Educator tip: Give feedback on observed skills and then repeat, repeat, repeat.
Daily Fellow Routines
To attain competency in cardiology and to continue that competency for the duration of a career, fellows must practice routine and effective skills for independent learning during training. Passive reading and reviewing content for hours rarely translates to significant retention. Fellows should be encouraged to find ways to make content and concepts stick. Thus, educators should deliberately discuss and model practices that lead to effective learning. As noted, the simple kinesthetic activity of using a pen and paper to write down learning points activates multiple sensory pathways, allowing for increased likelihood of retention.26, 29 Educators should write things down when encountering new content and ask fellows to do the same.
If facilitating board preparation sessions, educators should integrate multiple areas of cardiology rather than covering a single topic. This incorporates the concept of interleaving. When planning noon conferences and grand rounds schedules, revisit topics frequently to allow for spaced repetition. Before revisiting topics, fellows should be encouraged to recall what has been previously taught on the topic, fostering retrieval practice. This can be done both in group sessions and at home when the fellow is independently studying. Finally, fellows should be inspired to climb Bloom’s taxonomy pyramid regarding the content being learned (Figure 2). Evaluation and creation of cardiology concepts are the primary goals for fellows during training.
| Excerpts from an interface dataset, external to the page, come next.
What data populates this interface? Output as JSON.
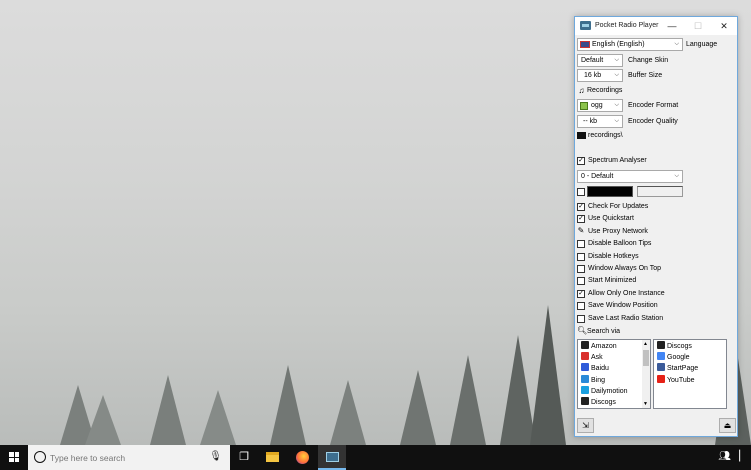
{
  "window": {
    "title": "Pocket Radio Player",
    "minimize": "—",
    "maximize": "☐",
    "close": "✕"
  },
  "settings": {
    "language_value": "English (English)",
    "language_label": "Language",
    "skin_value": "Default",
    "skin_label": "Change Skin",
    "buffer_value": "16 kb",
    "buffer_label": "Buffer Size",
    "recordings_label": "Recordings",
    "encoder_format_value": "ogg",
    "encoder_format_label": "Encoder Format",
    "encoder_quality_value": "-- kb",
    "encoder_quality_label": "Encoder Quality",
    "recordings_path": "recordings\\",
    "spectrum_label": "Spectrum Analyser",
    "spectrum_value": "0 - Default",
    "color_value": "#000000"
  },
  "options": [
    {
      "label": "Check For Updates",
      "checked": true
    },
    {
      "label": "Use Quickstart",
      "checked": true
    },
    {
      "label": "Use Proxy Network",
      "checked": false
    },
    {
      "label": "Disable Balloon Tips",
      "checked": false
    },
    {
      "label": "Disable Hotkeys",
      "checked": false
    },
    {
      "label": "Window Always On Top",
      "checked": false
    },
    {
      "label": "Start Minimized",
      "checked": false
    },
    {
      "label": "Allow Only One Instance",
      "checked": true
    },
    {
      "label": "Save Window Position",
      "checked": false
    },
    {
      "label": "Save Last Radio Station",
      "checked": false
    }
  ],
  "search": {
    "label": "Search via",
    "left_list": [
      {
        "label": "Amazon",
        "color": "#222222"
      },
      {
        "label": "Ask",
        "color": "#d9302c"
      },
      {
        "label": "Baidu",
        "color": "#2f5bd9"
      },
      {
        "label": "Bing",
        "color": "#2a8ad8"
      },
      {
        "label": "Dailymotion",
        "color": "#1aa0e0"
      },
      {
        "label": "Discogs",
        "color": "#222222"
      }
    ],
    "right_list": [
      {
        "label": "Discogs",
        "color": "#222222"
      },
      {
        "label": "Google",
        "color": "#4285f4"
      },
      {
        "label": "StartPage",
        "color": "#3b5b9a"
      },
      {
        "label": "YouTube",
        "color": "#e62117"
      }
    ]
  },
  "taskbar": {
    "search_placeholder": "Type here to search"
  }
}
Educator tip: Form habits that make concepts stick.
As the fields of cardiology and education science evolve, informed and inventive educators need to be at the helm of cardiology training. Advances in the science of learning provide a wealth of opportunity to enhance education during cardiology fellowship. When education is done well, the acquisition of cardiac knowledge is more consistent and efficient, benefitting not only fellows but also our patients.
- Advances in understanding the neurobiology of learning provide foundational structure for adult learning theories.
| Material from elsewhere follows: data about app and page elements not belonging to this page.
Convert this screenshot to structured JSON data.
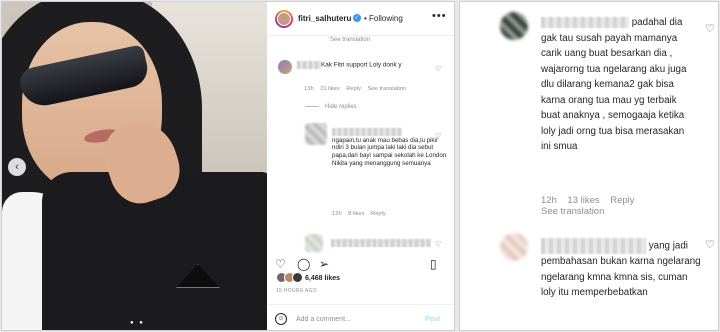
{
  "post": {
    "username": "fitri_salhuteru",
    "follow_label": "Following",
    "top_see_translation": "See translation",
    "likes": "6,468 likes",
    "posted_ago": "15 HOURS AGO",
    "add_comment_placeholder": "Add a comment...",
    "post_label": "Post"
  },
  "comments": [
    {
      "text": "Kak Fitri support Loly donk y",
      "time": "13h",
      "likes": "31 likes",
      "reply": "Reply",
      "translate": "See translation"
    },
    {
      "hide_replies": "Hide replies",
      "text": "ngapain,tu anak mau bebas dia,lu pikir ndiri 3 bulan jumpa laki laki dia sebut papa,dari bayi sampai sekolah ke London Nikita yang menanggung semuanya",
      "time": "12h",
      "likes": "8 likes",
      "reply": "Reply"
    }
  ],
  "zoom_comments": [
    {
      "text": "padahal dia gak tau susah payah mamanya carik uang buat besarkan dia , wajarorng tua ngelarang aku juga dlu dilarang kemana2 gak bisa karna orang tua mau yg terbaik buat anaknya , semogaaja ketika loly jadi orng tua bisa merasakan ini smua",
      "time": "12h",
      "likes": "13 likes",
      "reply": "Reply",
      "translate": "See translation"
    },
    {
      "text": "yang jadi pembahasan bukan karna ngelarang ngelarang kmna kmna sis, cuman loly itu memperbebatkan"
    }
  ],
  "icons": [
    "verified-icon",
    "more-options-icon",
    "heart-icon",
    "comment-icon",
    "share-icon",
    "bookmark-icon",
    "emoji-icon",
    "carousel-arrow-icon"
  ]
}
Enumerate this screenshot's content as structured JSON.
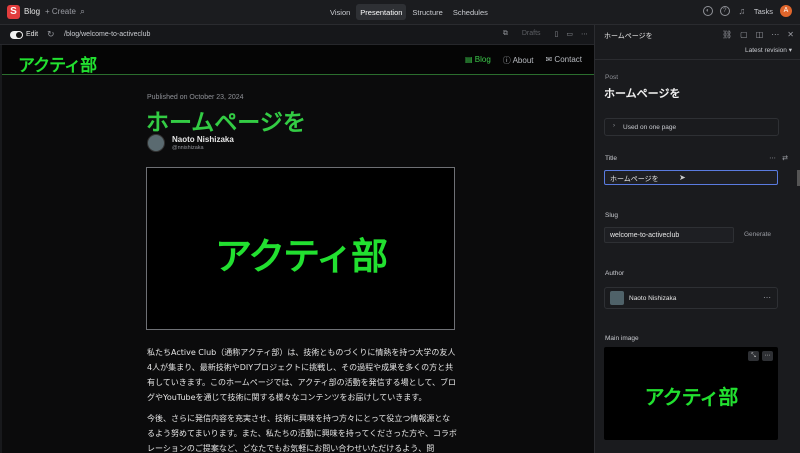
{
  "topbar": {
    "logo_letter": "S",
    "workspace": "Blog",
    "create": "+ Create",
    "search_icon": "search-icon",
    "tabs": [
      {
        "label": "Vision",
        "active": false
      },
      {
        "label": "Presentation",
        "active": true
      },
      {
        "label": "Structure",
        "active": false
      },
      {
        "label": "Schedules",
        "active": false
      }
    ],
    "tasks": "Tasks",
    "avatar_letter": "A"
  },
  "preview_header": {
    "edit_label": "Edit",
    "url": "/blog/welcome-to-activeclub",
    "drafts": "Drafts"
  },
  "site": {
    "brand": "アクティ部",
    "nav": [
      {
        "label": "Blog",
        "active": true
      },
      {
        "label": "About",
        "active": false
      },
      {
        "label": "Contact",
        "active": false
      }
    ],
    "published": "Published on October 23, 2024",
    "title": "ホームページを",
    "author_name": "Naoto Nishizaka",
    "author_handle": "@nnishizaka",
    "hero_text": "アクティ部",
    "paragraphs": [
      "私たちActive Club（通称アクティ部）は、技術とものづくりに情熱を持つ大学の友人4人が集まり、最新技術やDIYプロジェクトに挑戦し、その過程や成果を多くの方と共有していきます。このホームページでは、アクティ部の活動を発信する場として、ブログやYouTubeを通じて技術に関する様々なコンテンツをお届けしていきます。",
      "今後、さらに発信内容を充実させ、技術に興味を持つ方々にとって役立つ情報源となるよう努めてまいります。また、私たちの活動に興味を持ってくださった方や、コラボレーションのご提案など、どなたでもお気軽にお問い合わせいただけるよう、問"
    ]
  },
  "panel": {
    "title": "ホームページを",
    "revision": "Latest revision",
    "kind": "Post",
    "doc_title": "ホームページを",
    "used_on": "Used on one page",
    "fields": {
      "title_label": "Title",
      "title_value": "ホームページを",
      "slug_label": "Slug",
      "slug_value": "welcome-to-activeclub",
      "generate": "Generate",
      "author_label": "Author",
      "author_value": "Naoto Nishizaka",
      "main_image_label": "Main image",
      "main_image_text": "アクティ部"
    }
  },
  "colors": {
    "accent_green": "#22e030",
    "title_green": "#33cc44",
    "logo_red": "#e23d3d",
    "avatar_orange": "#e0662c"
  }
}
- The principles of adult learning theory should guide education of all learners in all contexts during cardiovascular fellowship.
- The art of education is in the application of the science of adult learning.
- A supportive learning environment and metacognition are required when optimizing learning outcomes.
- Multiple opportunities exist to optimize education in cardiology fellowship, including during conferences, on rounds, when teaching new skills, and when structuring independent learning.